29. Churchill Downs
Louisville, Kentucky, USA
Built: 1875 - Capacity: 50,000 (seated), 164,858 (record, 2011 Kentucky Derby)
Home of the annual Kentucky Derby and the 2011 Breeders’ Cup.
This racecourse is a National Historic Landmark, earning the title in 1986. It is modeled after Epsom Downs in England.
Happy Derby day! Photo by Greg Verdino. Click the source for larger versions.
27. Fenway Park
Boston, Massachusetts, USA
Built: 1912 - Capacity: 37,493
Home of the Boston Red Sox.
The stadium celebrated the 100th anniversary of its opening today, April 20th 2012, with the Sox losing 6-2 to the New York Yankees.
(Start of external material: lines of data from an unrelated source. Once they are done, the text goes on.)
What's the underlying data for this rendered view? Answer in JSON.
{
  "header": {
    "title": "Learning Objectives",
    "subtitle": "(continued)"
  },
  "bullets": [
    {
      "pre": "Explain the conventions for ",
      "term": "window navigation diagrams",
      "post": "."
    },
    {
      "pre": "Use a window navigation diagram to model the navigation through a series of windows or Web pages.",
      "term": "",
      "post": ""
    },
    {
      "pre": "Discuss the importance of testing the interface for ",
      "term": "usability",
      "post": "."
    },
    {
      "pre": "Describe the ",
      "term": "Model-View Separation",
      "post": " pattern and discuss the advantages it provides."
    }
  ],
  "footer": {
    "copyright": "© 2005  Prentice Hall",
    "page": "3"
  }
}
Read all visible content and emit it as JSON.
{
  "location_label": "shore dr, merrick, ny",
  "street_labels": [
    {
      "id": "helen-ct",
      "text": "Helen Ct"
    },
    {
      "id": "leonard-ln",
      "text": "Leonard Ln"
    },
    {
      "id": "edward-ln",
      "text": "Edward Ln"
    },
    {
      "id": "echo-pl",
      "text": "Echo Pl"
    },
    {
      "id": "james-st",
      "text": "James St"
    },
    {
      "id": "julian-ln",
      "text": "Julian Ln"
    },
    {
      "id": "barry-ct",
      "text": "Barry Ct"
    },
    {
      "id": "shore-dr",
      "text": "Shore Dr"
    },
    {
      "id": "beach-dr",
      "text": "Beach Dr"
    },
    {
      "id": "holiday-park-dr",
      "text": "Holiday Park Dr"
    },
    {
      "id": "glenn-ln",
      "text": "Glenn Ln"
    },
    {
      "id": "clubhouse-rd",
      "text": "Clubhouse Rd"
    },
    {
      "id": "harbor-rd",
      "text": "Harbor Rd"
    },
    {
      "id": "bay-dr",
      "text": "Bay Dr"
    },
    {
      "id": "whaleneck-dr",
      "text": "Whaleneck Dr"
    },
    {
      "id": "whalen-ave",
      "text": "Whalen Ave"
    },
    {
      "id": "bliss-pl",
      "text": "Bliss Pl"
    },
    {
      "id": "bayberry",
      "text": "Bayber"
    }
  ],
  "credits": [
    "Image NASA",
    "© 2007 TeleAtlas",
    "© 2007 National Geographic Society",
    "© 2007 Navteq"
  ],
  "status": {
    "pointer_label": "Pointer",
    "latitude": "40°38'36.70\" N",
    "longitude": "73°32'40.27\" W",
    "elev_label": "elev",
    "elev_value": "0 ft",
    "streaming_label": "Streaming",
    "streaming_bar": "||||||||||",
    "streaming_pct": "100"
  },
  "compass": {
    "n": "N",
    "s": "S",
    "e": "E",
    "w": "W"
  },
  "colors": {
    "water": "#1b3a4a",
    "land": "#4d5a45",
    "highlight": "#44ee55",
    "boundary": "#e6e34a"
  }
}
It is the oldest ballpark in Major League Baseball.
The stadium may be most beloved because of its oddly shaped ballfield, due to the small footprint the park was built into. The right field pole is at only 302 feet, but the wall quickly curves to be much deeper. Lansdowne Street abuts the left field wall, so a large wall was built. In the park’s early years, a hill in front of the wall held berm seating, as can be seen in this picture. Also note that the “green monster” wasn’t always green.
Both pictures from the Library of Congress, circa 1912.
26. Los Angeles Memorial Coliseum
Los Angeles, California, USA
Built: 1923 - Capacity: 93,607
Home of the USC Trojans. Former home of the Los Angeles Rams, Raiders and Dodgers. Host of the 1932 and 1984 Summer Olympics, as well as the first Super Bowl (then called the NFL-AFL Championship Game.)
It is one of only eight sports stadia to enter the U.S. National Historic Register*.
Photo by Flickr user MetroLA.
*: The list in the link includes some golf courses, historic districts and casinos that were not counted as sports stadia.
24. Louisiana Superdome (Mercedes-Benz Superdome)
New Orleans, Louisiana, USA
Built: 1975 - Capacity: 76,468
Home of the New Orleans Saints and Tulane Green Wave, and the annual Sugar Bowl and New Orleans Bowl. Host of five NCAA Final Fours, including the 2012 Final Four. Attendance for the 2012 semifinal was 73,361.
The stadium acted as an emergency shelter during Hurricane Katrina in 2005. During the storm, the roof began peeling and the field level was flooded. The stadium was not used again until the Saints’ home opener in 2006.
Photo by Steve Driskell. Post-Katrina photo from Melanie Innis.
6. Lucas Oil Stadium
Indianapolis, Indiana, USA
Built: 2008 - Capacity: 63,000 (football) 70,000 (basketball)
Home of the Indianapolis Colts, and site of Super Bowl XLVI and the 2010 and 2016 NCAA Men’s Final Four.
The stadium’s exterior was built to mimic the traditional fieldhouses of Indiana. The roof is retractable, and the large window on the north end of the stadium can be opened for views of downtown Indianapolis.
Photo by Carl Van Rooy. Linked photos of Colts and Final Four from Brian Hubbard and Flickr user slack13, respectively.
5. Kyle Field
College Station, Texas, USA
Built: 1927 - Capacity: 83,002
Home to the Texas A&M Aggies, formerly of the Big 12, future member of the SEC.
Photo by Clark Moody.